Adult entertainer Stormy Daniels and her lawyer, Michael Avenatti (above left), who have a direct connection to some of Cohen's crimes, also chimed in, essentially taking full credit for Cohen's downfall. And, of course, what would a tweetstorm be without the limited-character musing of POTUS himself. Trump did not disappoint, firing off a string of tweets that asserted his innocence and that claimed Cohen pleaded guilty to the campaign finance violations in order to "embarrass the president and get a much-reduced prison sentence.

It should be noted here that according to The Washington Post, "government prosecutors themselves directly implicated Trump in those [campaign finance] violations. Maybe they should have Snapchatted that?

Will Trump pardon him?

For those of you in a hurry, the quick answer here is: Not bloody likely. But if you're interested in a bit more background, CNN offered a pretty good pre-sentencing breakdown on why Trump's former "pitbull" is probably forever banished to the proverbial doghouse. The news outlet cited inside sources who claimed Trump promised Cohen a pardon if he stayed "on message" about the Stormy Daniels payment, but that all changed when Trump started actively distancing himself from Cohen in the press.

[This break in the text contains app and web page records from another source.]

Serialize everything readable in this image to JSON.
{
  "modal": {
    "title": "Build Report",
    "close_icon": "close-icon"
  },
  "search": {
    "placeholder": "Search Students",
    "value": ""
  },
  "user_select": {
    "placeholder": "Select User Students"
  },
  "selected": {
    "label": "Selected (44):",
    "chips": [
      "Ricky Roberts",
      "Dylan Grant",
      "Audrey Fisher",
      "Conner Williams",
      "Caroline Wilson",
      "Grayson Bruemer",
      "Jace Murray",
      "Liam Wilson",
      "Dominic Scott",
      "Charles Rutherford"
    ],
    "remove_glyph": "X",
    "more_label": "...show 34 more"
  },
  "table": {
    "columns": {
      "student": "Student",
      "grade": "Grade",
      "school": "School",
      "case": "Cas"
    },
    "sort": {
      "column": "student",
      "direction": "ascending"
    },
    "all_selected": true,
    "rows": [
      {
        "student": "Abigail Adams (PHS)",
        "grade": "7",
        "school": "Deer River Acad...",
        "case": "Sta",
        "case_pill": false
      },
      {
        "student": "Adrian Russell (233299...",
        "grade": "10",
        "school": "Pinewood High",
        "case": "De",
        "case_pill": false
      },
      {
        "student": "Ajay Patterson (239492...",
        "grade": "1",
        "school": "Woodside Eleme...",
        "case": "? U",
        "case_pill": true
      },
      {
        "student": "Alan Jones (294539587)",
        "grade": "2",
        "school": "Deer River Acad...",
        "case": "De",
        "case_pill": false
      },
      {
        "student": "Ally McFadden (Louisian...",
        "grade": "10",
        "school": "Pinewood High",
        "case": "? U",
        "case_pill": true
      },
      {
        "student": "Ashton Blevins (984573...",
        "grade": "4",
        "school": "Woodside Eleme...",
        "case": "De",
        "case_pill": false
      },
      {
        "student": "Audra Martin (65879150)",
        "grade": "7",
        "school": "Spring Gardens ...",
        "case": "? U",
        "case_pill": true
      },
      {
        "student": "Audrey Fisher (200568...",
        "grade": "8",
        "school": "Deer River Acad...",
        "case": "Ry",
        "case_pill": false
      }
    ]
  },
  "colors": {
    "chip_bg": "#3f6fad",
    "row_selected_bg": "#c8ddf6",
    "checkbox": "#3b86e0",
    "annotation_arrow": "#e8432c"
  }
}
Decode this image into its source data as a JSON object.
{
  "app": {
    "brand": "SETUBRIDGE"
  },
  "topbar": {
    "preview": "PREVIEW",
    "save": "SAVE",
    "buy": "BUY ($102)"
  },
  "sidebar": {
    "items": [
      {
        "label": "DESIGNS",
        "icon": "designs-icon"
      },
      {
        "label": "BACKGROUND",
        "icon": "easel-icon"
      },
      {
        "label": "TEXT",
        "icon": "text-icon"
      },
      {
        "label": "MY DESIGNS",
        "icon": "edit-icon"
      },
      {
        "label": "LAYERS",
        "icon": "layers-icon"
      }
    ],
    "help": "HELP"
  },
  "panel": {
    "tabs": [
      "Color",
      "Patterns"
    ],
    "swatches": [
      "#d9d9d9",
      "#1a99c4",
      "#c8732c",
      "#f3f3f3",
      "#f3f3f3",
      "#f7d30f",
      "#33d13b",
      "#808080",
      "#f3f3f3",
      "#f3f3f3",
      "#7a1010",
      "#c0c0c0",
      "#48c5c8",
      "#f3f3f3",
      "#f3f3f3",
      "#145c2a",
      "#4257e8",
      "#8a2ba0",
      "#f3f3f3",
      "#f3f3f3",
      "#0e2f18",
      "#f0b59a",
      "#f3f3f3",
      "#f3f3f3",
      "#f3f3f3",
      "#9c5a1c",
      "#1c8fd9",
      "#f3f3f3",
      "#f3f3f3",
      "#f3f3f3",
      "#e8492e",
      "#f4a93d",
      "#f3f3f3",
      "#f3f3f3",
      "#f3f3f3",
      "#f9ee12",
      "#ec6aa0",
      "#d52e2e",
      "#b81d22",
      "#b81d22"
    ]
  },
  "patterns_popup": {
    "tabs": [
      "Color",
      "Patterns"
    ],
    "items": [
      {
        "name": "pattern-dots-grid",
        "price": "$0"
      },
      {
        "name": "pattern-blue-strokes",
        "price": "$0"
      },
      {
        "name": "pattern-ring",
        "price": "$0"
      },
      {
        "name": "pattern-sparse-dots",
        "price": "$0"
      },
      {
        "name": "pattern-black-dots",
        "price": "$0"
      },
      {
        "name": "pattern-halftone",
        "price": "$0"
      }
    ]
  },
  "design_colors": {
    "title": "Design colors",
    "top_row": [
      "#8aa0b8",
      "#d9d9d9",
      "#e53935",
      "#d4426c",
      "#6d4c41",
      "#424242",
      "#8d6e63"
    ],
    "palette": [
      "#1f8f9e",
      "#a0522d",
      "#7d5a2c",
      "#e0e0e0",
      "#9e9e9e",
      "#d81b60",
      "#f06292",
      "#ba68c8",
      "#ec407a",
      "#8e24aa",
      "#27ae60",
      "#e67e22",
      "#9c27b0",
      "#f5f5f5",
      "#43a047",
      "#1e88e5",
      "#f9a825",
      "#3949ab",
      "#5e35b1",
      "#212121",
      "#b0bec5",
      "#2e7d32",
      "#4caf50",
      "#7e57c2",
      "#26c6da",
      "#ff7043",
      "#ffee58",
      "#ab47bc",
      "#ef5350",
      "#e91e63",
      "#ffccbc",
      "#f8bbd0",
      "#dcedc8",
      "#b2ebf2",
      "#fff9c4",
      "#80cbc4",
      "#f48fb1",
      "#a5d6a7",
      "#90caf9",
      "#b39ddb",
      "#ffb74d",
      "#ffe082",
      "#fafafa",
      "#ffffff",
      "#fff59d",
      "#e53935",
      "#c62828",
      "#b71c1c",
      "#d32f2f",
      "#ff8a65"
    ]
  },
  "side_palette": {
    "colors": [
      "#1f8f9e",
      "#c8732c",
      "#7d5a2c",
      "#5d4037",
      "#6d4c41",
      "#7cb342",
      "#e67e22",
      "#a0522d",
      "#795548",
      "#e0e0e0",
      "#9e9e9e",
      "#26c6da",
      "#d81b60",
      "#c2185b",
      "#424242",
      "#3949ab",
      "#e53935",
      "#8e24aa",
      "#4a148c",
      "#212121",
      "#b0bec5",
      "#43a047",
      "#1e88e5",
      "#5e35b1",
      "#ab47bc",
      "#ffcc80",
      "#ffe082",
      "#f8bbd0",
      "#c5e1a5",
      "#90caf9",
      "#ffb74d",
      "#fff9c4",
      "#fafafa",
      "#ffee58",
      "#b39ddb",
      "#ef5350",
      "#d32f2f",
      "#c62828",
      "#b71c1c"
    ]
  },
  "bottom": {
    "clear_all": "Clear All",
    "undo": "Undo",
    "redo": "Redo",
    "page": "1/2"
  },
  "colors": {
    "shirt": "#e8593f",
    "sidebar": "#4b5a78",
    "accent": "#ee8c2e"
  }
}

The possible pardon was really sent packing after both sides finally addressed it directly, with Cohen's lawyer specifically stating that Cohen didn't even want a pardon from the man in the White House. Then, Trump's attorney Rudy Giuliani stated, "Pardons are off the table, but it's not a limitation on his power in the future to pardon in any case." In other words: Trump could do it, but he's not going to.

So, is there a chance that Trump will have a change of heart now, knowing his former right-hand man is going away for three years? If Cohen's remarks at his sentencing, which included his description of Trump's alleged "dirty deeds" and "elicit acts" are any indication, we seriously doubt it.